Sunday, August 16, 2015

Natya Shastra by Bharata or Bharatamuni

The Natya Shastra was written by the sage Bharata or Bharatamuni who was directly inspired by the god Brahma, according to legend. It is believed to have been written during the period between 200 BCE and 200 CE. Some scholars believe it was written by various authors at different times. 

The text is written in the Sanskrit language, and consists of 6,000 sutras, or verse stanzas, incorporated in 36 chapters. There are some passages that are composed in a prose form.

The name can be loosely translated as The Textbook on Drama. Natya, or nataka means drama, and in contemporary usage does not include dance. However, nataka originally derives from the word meaning “dance” (root: nat). This suggests that in traditional Sanskrit drama, music and dancing, as well as acting, were important. The Natya Shastra is incredibly wide in its scope. It consists of minutely detailed precepts for both playwrights and actors.

Bharata describes ten types of drama ranging from one to ten acts. In addition, he lays down principles for stage design, makeup, costume, dance (various movements and gestures), a theory of aesthetics (rasas and bhavas), acting, directing and music, each in individual chapters.

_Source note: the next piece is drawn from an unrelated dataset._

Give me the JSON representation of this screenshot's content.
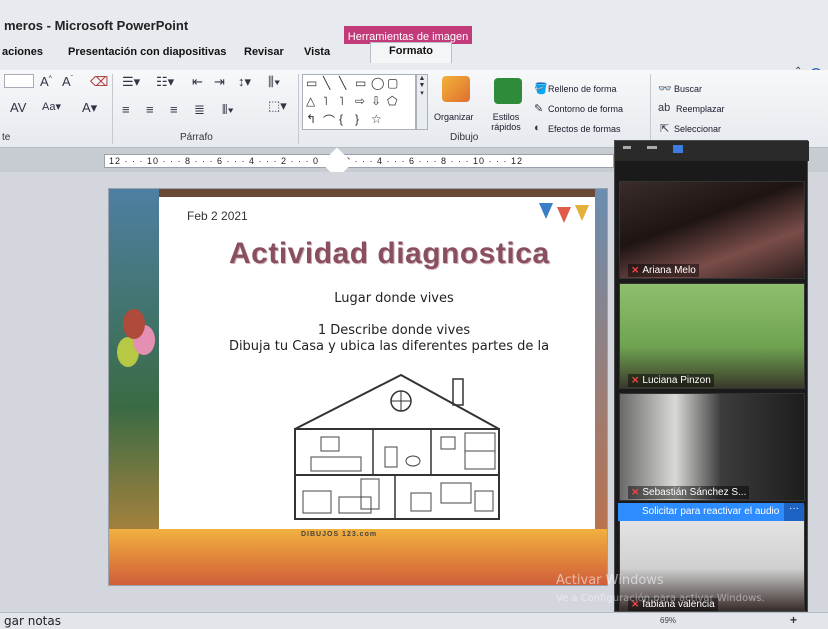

Bharata sets out a detailed theory of drama comparable to the Poetics of Aristotle. He refers to bhavas, the imitations of emotions that the actors perform, and the rasas (emotional responses) that they inspire in the audience. He argues that there are eight principal rasas: love, pity, anger, disgust, heroism, awe, terror and comedy, and that plays should mix different rasas but be dominated by one.
The Natya Shastra was written by the sage Bharata or Bharatamuni who was directly inspired by the god Brahma, according to legend. It is believed to have been written during the period between 200 BCE and 200 CE. Some scholars believe it was written by various authors at different times. The text is written in the Sanskrit language, and consists of 6,000 sutras, or verse stanzas, incorporated in 36 chapters. There are some passages that are composed in a prose form. The name can be loosely translated as The Textbook on Drama. Natya, or nataka means drama, and in contemporary usage does not include dance. However, nataka originally derives from the word meaning “dance” (root: nat). This suggests that in traditional Sanskrit drama, music and dancing, as well as acting, were important. The Natya Shastra is incredibly wide in its scope. It consists of minutely detailed precepts for both playwrights and actors. Bharata describes ten types of drama ranging from one to ten acts. In addition, he lays down principles for stage design, makeup, costume, dance (various movements and gestures), a theory of aesthetics (rasas and bhavas), acting, directing and music, each in individual chapters. Bharata sets out a detailed theory of drama comparable to the Poetics of Aristotle. He refers to bhavas, the imitations of emotions that the actors perform, and the rasas (emotional responses) that they inspire in the audience. He argues that there are eight principal rasas: love, pity, anger, disgust, heroism, awe, terror and comedy, and that plays should mix different rasas but be dominated by one.